    83. 86. Why should you care about SC Security? <ul><li>Is it a US problem? </li></ul><ul><li>Global Problem </li></ul><ul><li>Heathrow Airport delays Superbowl weekend 2005 </li></ul><ul><li>RFID – is this the solution? </li></ul><ul><li>ISO Guidelines for SC Security </li></ul><ul><li>Terrorism Insurance </li></ul>
    84. 87. Transportation Worker Identification Credentials <ul><li>Port Employees </li></ul><ul><li>Long Shoremen </li></ul><ul><li>Unescorted access personnel </li></ul>
    85. 88. HR 1 <ul><li>Air Cargo Bill – phase in inspection of all air cargo </li></ul><ul><li>Sea Cargo – safe seal – shippers of >75K TEUs to US have 3 years to comply </li></ul>
    86. 89. C-TPAT <ul><li>Security Freight Initiative </li></ul><ul><li>Inspection of high risk containers @ >50 ports </li></ul>
    87. 90. Other issues <ul><li>theTruecosts.com – costs of piracy and fakes </li></ul><ul><li>Rotterdam – 19% of all European Volume </li></ul><ul><li>Amsterdam – 440 million metric tonnes </li></ul><ul><li>www.HIDC.com – Holland International Distribution Council </li></ul>
    88. 91. Orlando International Airport <ul><li>No staffing of doors for employee entrance to baggage claim areas </li></ul><ul><li>Guns smuggled into planes by employees </li></ul><ul><li>“ no requirement for us to staff those doors” OIA Spokesperson; TSA – “not my job!” </li></ul><ul><li>Identified as security issues in 2004 </li></ul><ul><li>2006 – ½ of TSA Screeners failed test that measured how well employees could identify explosives, guns and other weapons on the scanner – but can identify bottles of mouthwash and toothpaste </li></ul>Source: Mike Thomas, Orlando Sentinel, Mar 15, 2007, p. B-1
    89. 92. Air Cargo World 2/07 <ul><li>Bans on Russian Flights to Georgia </li></ul><ul><li>Unfit Antonovs – on list published by the International Civil Aviation Organization – 462 aircraft considered not air worthy </li></ul><ul><li>Not a terror threat but still a SC Threat </li></ul><ul><li>Mostly used throughout Africa </li></ul>
    90. 93. International BioTerrorism <ul><li>Peter Pan Peanut Butter – e coli – 2007 </li></ul><ul><li>E-coli from fresh Spinach – 2006 </li></ul><ul><li>Chi Chi’s e-coli – from green onions – 2003 </li></ul><ul><li>Taco Bell – e coli 2005 </li></ul><ul><li>None were terrorist attacks but impacted supply chains </li></ul><ul><li>US Salmonella scare 2008 </li></ul>
    91. 94. Risk Assessment <ul><li>“ If you do things the way you’ve always done them, you’ll get the same things you’ve always got.” </li></ul><ul><li>-Darrell Waltrip </li></ul>This is not your Dad’s Supply Chain!
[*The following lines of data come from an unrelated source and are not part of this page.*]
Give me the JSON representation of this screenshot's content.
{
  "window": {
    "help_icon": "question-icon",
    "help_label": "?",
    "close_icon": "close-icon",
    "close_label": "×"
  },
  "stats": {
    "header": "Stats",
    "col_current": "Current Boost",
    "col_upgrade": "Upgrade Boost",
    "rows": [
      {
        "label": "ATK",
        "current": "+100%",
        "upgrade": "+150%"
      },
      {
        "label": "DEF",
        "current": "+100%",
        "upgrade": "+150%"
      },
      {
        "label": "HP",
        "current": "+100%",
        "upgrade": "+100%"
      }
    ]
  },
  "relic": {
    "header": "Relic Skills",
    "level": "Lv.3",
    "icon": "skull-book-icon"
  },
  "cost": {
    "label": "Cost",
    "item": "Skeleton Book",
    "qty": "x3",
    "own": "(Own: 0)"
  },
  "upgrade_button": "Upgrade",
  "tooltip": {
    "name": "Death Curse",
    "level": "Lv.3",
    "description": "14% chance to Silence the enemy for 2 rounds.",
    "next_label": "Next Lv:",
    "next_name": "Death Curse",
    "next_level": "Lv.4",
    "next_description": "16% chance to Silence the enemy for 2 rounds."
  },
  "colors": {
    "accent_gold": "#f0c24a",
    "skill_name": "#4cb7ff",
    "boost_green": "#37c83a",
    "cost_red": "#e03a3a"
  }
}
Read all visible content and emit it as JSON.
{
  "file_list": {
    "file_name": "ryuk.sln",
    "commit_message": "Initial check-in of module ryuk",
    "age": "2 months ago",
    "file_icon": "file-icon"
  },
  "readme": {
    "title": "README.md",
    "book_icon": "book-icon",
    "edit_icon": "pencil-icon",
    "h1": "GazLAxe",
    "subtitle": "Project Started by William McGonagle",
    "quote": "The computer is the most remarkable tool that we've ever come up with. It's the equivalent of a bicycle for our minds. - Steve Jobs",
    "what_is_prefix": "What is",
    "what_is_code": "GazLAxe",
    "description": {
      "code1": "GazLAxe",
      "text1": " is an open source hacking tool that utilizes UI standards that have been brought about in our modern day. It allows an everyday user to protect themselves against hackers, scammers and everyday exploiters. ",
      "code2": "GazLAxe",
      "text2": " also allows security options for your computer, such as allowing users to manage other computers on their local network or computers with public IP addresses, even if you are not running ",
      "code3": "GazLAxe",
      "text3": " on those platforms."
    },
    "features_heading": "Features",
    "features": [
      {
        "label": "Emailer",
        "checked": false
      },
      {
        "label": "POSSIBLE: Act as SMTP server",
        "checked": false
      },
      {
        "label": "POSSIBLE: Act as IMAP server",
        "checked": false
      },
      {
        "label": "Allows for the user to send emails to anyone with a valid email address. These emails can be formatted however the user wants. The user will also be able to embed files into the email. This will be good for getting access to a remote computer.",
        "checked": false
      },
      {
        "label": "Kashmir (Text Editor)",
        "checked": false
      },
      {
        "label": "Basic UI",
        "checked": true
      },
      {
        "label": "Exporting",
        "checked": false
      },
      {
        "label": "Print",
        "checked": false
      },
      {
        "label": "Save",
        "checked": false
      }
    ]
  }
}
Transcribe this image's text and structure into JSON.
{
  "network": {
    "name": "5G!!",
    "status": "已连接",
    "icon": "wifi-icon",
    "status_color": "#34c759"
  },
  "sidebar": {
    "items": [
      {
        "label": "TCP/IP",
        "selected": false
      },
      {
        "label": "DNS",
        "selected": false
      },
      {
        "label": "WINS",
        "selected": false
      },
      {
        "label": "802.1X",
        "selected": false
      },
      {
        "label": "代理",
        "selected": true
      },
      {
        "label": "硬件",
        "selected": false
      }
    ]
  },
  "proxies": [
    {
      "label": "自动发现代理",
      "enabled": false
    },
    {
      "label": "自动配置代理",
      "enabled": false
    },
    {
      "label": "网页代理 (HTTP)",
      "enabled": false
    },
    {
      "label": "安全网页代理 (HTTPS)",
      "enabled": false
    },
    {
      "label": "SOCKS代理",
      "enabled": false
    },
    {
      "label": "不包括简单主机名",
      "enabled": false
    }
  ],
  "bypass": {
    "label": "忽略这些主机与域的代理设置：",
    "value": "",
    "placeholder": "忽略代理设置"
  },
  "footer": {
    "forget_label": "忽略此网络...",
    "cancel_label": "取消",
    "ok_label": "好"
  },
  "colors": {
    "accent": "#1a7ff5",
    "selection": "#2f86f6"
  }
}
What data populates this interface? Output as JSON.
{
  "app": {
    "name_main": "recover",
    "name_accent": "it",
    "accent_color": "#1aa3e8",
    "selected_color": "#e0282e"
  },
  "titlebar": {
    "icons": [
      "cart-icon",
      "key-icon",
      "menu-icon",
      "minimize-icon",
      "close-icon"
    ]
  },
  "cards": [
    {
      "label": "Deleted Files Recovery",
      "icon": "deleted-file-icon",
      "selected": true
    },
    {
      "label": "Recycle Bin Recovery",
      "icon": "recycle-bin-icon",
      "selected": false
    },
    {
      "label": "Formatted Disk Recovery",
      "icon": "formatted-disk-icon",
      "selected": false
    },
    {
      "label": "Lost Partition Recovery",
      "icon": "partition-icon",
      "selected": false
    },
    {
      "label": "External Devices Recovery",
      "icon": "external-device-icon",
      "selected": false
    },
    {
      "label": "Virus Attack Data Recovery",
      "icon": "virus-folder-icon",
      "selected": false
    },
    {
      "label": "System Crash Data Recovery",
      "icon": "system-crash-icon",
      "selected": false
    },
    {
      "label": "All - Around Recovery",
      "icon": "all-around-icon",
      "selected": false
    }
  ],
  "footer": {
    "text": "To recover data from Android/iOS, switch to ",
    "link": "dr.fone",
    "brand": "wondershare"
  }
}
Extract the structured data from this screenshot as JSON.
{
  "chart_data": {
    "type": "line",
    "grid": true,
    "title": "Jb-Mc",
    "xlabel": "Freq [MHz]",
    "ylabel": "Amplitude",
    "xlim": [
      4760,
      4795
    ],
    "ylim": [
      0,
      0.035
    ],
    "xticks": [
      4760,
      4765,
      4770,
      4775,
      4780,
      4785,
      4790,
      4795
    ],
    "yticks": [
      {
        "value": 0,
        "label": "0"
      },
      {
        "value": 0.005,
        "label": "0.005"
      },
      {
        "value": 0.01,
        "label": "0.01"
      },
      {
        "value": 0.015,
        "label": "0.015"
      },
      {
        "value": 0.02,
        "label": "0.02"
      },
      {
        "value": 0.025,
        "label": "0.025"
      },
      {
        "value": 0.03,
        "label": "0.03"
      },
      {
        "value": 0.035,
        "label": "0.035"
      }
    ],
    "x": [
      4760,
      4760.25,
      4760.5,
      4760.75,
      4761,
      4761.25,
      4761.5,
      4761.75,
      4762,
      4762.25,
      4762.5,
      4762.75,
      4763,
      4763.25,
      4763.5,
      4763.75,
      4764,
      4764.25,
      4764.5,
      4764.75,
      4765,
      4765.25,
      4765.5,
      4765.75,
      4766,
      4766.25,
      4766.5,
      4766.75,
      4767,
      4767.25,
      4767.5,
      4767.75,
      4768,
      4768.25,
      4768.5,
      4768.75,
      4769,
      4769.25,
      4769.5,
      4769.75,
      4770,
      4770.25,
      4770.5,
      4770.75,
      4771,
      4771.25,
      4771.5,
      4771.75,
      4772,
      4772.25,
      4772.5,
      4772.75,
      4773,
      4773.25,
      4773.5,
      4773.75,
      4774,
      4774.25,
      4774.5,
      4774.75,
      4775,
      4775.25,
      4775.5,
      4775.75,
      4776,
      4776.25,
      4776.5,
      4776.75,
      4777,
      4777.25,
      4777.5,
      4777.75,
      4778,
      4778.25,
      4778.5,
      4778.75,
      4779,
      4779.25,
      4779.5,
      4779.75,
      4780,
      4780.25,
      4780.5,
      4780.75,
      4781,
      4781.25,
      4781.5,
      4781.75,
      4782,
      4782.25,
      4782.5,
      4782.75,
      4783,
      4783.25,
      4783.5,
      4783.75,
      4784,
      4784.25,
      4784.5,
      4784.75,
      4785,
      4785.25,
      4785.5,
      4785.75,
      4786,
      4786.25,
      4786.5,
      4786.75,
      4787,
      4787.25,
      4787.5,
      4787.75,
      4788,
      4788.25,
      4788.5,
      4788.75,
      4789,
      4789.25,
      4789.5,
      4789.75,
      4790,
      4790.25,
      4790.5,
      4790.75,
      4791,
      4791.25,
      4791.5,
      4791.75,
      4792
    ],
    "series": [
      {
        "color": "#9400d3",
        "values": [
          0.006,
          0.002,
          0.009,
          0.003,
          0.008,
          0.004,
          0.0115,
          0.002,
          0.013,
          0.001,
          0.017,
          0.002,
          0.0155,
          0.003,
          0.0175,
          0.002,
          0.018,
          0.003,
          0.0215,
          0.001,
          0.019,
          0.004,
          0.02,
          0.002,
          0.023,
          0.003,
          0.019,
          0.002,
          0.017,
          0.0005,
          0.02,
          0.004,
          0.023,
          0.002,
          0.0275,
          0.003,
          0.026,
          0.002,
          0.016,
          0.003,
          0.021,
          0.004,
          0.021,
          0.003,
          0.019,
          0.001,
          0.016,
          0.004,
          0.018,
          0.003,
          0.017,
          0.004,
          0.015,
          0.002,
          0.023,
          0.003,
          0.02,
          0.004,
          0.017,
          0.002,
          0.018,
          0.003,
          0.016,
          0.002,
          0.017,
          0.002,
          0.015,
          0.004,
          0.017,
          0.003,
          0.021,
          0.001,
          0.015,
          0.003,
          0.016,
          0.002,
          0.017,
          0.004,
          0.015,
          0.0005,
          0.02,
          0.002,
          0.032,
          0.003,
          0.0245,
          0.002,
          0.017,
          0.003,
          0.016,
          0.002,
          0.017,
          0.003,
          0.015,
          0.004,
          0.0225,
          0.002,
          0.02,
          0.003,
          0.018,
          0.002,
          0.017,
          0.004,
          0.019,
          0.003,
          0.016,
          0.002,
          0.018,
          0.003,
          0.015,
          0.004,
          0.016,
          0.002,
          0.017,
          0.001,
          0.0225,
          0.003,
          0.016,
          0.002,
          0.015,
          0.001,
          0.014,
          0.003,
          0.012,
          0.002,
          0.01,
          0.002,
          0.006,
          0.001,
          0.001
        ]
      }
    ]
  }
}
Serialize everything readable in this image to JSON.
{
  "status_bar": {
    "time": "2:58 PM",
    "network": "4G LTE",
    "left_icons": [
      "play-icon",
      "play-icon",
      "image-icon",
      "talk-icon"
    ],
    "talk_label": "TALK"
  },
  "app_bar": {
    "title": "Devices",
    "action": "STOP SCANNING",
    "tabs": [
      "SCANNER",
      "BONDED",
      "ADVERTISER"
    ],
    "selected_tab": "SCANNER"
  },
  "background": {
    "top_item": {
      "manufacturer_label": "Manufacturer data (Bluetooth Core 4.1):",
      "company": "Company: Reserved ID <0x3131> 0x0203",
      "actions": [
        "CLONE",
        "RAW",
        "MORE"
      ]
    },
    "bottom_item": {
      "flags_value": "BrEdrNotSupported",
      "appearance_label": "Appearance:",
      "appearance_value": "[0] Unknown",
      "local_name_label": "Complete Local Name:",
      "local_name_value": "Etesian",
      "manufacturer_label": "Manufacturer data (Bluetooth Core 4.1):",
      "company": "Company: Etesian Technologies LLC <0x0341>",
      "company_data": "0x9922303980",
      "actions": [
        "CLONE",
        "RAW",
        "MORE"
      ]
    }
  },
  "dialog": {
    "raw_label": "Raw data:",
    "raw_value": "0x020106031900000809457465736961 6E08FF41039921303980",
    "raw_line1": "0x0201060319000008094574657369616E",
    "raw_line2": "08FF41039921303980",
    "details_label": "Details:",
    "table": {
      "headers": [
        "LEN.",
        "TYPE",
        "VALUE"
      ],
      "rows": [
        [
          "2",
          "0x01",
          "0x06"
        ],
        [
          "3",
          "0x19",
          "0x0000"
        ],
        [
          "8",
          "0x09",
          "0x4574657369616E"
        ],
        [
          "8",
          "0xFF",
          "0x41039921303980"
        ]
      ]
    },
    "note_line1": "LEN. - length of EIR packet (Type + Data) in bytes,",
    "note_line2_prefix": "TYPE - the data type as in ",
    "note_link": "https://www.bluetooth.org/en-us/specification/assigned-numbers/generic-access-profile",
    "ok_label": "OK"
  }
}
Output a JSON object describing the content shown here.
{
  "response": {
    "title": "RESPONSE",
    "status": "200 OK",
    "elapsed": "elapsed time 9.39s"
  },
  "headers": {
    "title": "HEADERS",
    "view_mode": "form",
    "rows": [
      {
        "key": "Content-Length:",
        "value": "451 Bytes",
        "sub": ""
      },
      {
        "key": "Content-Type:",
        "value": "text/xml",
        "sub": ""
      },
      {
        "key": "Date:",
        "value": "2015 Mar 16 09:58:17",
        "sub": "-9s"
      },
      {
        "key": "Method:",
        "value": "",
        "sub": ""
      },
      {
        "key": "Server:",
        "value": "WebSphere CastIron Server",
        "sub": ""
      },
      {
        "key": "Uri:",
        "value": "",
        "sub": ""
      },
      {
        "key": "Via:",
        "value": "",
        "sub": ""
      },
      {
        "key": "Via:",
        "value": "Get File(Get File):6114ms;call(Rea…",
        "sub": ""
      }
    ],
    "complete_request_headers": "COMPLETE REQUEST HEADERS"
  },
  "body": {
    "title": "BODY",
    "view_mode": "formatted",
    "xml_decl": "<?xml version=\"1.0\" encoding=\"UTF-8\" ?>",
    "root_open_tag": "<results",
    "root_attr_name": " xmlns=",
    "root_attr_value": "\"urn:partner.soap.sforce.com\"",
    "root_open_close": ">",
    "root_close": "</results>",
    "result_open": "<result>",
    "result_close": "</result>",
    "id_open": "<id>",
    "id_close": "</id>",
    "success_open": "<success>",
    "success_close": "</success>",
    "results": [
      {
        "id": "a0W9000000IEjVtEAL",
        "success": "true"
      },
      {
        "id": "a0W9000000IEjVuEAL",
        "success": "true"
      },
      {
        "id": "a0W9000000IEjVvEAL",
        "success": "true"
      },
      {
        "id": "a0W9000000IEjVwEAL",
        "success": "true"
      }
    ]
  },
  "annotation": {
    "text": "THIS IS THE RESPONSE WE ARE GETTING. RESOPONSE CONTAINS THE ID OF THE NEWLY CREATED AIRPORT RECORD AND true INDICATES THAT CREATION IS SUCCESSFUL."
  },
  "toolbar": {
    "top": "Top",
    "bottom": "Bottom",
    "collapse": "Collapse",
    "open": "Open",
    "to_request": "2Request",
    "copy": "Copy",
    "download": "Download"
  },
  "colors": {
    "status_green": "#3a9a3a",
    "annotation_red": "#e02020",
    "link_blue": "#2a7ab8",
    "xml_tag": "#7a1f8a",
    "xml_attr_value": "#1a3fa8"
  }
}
Security is an integral part of the Supply Chain and Homeland Defense
    93. 96. Summary <ul><li>Direct link between supply chain security and homeland security </li></ul><ul><li>Logistics costs are large part of manufacturing costs </li></ul><ul><li>Savings in supply chain costs to bottom line </li></ul><ul><li>Logistics </li></ul><ul><li>Supply Chains </li></ul>
    94. 97. Next Class <ul><li>Chap 3 & Chap 4 </li></ul>